Skip to Main Content

ASHBURN, Va. — Gwyneth Card likes to say that she’s a “fruit fly liberator,” even if she frees her flies with the threat of death from above.

Inside a small, windowless room in Ashburn, Va., she frightens fly after fly into flight. Within a mini IMAX theater, the flies are confronted with a large, dark circle to mimic a damselfly attack. A high-speed camera picks up the daring escape.

Pool tens of thousands of these captured jailbreaks together and you can start to glimpse how the collective fly brain manages an existential threat.


For Card, a group leader at the Janelia Research Campus, scaring flies creates an opportunity to peer inside their minds — and ultimately a path to peering inside our own.

“On the surface it might seem crazy to think that there would be any kind of connection between how a human brain works and how a fly brain works, but if you think about it, they are solving the same problem,” she said.


That problem is how to process the visual world around us. And whether you’re a fly or human, the act of getting away appears to be something that evolution builds in us in just about the same way.

“By going in and understanding the networks of neurons that chose among these actions, we’re actually studying relatively conserved patterns of behavior that might even apply to mammals such as ourselves,” said Card.

Thankfully, the fly brain is easier to work with. That’s due to sheer size (flies have around 300,000 cells, while humans have 90-100 billion cells) and the fact that it’s pretty easy to tweak the genetics of flies, and therefore gain control of different parts of their brains.

Card’s endgame for the fly brain is to plot out the various circuits that control behaviors like escape. If you know how those circuits work, you also know how they can break. And because escape is all about movement, Card thinks that a fly circuit diagram could provide a helpful guide to the shorted circuits in our own complicated heads.

When human brain wiring goes wrong, it leads to neurological diseases, such as Alzheimer’s, epilepsy, and severe migraines.
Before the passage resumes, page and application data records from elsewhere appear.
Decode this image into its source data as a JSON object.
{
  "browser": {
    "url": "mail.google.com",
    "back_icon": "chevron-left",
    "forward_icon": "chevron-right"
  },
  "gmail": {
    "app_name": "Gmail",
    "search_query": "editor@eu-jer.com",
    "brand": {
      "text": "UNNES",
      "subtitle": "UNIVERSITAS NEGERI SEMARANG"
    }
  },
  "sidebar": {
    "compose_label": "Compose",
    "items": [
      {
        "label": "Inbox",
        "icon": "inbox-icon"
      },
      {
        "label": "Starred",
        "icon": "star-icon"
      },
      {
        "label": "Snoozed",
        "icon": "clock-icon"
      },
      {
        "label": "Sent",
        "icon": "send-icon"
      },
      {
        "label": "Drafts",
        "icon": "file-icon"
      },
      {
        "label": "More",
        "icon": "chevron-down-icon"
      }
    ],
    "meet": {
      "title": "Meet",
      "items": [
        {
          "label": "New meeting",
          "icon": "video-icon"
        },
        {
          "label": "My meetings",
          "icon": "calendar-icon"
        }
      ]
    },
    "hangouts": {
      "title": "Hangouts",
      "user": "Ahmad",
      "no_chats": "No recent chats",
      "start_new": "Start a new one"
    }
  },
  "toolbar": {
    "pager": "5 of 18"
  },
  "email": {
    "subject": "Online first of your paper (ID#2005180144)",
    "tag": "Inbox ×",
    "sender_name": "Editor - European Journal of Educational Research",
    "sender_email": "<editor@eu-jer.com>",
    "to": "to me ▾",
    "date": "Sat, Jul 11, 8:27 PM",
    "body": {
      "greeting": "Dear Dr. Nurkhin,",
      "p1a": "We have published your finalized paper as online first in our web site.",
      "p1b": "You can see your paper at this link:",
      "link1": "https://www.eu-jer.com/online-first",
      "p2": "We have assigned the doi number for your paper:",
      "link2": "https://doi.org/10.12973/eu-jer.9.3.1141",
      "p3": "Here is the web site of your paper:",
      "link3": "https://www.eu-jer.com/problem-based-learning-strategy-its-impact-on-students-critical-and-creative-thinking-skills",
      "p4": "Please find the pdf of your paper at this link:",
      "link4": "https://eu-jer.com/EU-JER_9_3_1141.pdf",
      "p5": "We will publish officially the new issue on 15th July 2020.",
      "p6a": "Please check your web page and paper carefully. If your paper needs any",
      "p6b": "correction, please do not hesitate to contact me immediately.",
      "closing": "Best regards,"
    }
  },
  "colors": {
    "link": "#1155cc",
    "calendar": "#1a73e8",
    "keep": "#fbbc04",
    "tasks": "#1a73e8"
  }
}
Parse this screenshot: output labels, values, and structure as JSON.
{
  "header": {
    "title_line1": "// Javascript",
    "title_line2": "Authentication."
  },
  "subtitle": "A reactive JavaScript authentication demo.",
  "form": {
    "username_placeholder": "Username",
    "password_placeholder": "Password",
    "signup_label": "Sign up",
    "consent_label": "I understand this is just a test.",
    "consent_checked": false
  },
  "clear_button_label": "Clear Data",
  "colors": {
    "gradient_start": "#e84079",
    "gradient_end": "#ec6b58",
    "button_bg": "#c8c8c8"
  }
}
Card also believes that inside the humble fly lay clues to human wiring fixes. “We think that by using flies to understand the specifics of how these brain computations and pathways work, down the road, that will give us the insights to understand the mechanisms of how things are going wrong in some of these diseases,” she said. “That will eventually be able to lead to treatments.”